PRODUCT.  You consistently introduce the newest products in your category. You’re first with new features or breakthrough technologies.

INNOVATION. The Latest approach requires investment in R&D to drive innovation and discover those new features or breakthrough products. You probably support these innovations with patent protection.

PROFITABILITY. Don’t be afraid to charge a very high price at launch. Pricing will only go down as competitors try to imitate you. For trend setters, money is no object; having the latest thing is everything to them.  Maintain a premium to competitors’ entries at all times.

SELLING. Show People. Focus on trend setters and early adopters. Demonstrations are a great way to show your customers your new gotta-have product.  Social media can also be a powerful driver when your product launch goes viral.

PEOPLE. Your employees have inquiring minds.  You hire the best and brightest throughout the organization because scientists don’t have a monopoly on innovation. You probably have a strong marketing team to complement R&D by identify trends and consumer issues your company can address.

YOUR EDGE: Constant innovation.

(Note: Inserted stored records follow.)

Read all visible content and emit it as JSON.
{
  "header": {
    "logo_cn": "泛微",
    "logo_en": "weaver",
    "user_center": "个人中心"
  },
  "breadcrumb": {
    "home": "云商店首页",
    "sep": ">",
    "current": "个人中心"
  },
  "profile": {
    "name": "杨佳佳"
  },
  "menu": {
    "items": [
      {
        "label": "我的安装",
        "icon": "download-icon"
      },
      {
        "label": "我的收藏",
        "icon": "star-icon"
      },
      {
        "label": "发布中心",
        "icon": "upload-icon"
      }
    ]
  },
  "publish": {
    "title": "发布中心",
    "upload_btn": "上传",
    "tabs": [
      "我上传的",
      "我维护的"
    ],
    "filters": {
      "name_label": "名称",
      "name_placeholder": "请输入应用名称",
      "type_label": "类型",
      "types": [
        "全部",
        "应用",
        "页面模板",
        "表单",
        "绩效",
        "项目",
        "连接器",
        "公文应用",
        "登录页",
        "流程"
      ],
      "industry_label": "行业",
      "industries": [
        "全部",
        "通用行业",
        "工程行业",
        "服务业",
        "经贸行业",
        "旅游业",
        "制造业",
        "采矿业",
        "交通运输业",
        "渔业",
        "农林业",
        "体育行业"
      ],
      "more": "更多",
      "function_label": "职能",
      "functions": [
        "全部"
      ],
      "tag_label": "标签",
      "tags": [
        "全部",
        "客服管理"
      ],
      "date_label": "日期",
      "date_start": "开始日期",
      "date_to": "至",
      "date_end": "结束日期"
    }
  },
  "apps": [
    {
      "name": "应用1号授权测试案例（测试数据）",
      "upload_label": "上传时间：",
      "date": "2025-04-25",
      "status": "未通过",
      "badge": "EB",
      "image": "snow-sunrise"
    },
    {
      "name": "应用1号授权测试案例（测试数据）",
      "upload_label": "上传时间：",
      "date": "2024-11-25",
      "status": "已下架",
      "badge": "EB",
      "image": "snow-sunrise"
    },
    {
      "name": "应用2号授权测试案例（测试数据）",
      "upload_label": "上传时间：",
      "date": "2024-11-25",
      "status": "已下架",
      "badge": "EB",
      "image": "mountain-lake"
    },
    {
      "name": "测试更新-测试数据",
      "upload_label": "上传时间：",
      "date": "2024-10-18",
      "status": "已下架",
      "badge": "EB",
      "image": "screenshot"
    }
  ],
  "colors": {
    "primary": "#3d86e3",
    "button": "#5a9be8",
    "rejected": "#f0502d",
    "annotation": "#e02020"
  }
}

A good example of a company focused on leadership by being first is Apple. The iPod was a breakthrough in making music portable. Similarly, iTunes was the first (legal) way people could download music. The iPad made computers truly portable.

Most Trusted

This is not an approach new companies can take. It takes time to cultivate the trust of your customers.

I think this approach applies well to mature categories where innovation and new products are not seen often.

PRODUCT. Your product is probably known for quality and reliability more than innovation and your leadership is based on the quality of your products.

INNOVATION. As with Best-in-Class, your focus will be more on product development – incremental improvements, but always thoroughly tested before being made available to customers. Innovation could also focus on the operations side to develop improved ways of manufacturing to guarantee better quality.

PROFITABILITY. Don’t be afraid to charge a very high price at launch. Pricing will only go down as competitors try to imitate you. For trend setters, money is no object; having the latest thing is everything to them.  Maintain a premium to competitors’ entries at all times.

SELLING. Remind people about your reputation for quality. Position your product as a safe purchase because your product is more reliable than your competitors’. Showing off awards for product quality can help.

PEOPLE. Your employees reflect your trustworthiness in the market. They’re not the best nor the brightest, but they take pride in their work.

YOUR EDGE: Your reputation. Being around longer than your competitors. Very few complaints.

For a variety of reasons, I’m using IBM as an example of a company with product leadership on the basis of being a trusted brand. They weren’t seen as the innovators in computer hardware (that was Apple). They’ve moved on from focusing on products to being a service provider.  They certainly are not the lowest-priced provider of software services, but they are one of the most trusted, In the world of information technology it’s said, “No one ever got fired for buying IBM”.


There’s plenty more that could be said about product leadership.  If you’d like to learn more, a good book to read is “The Discipline of Market Leaders” by Michael Treacy and Fred Wiersema.


Next week, we’ll introduce you to Operational Excellence., providing an overview of what Operational Excellence is and how it looks in practice.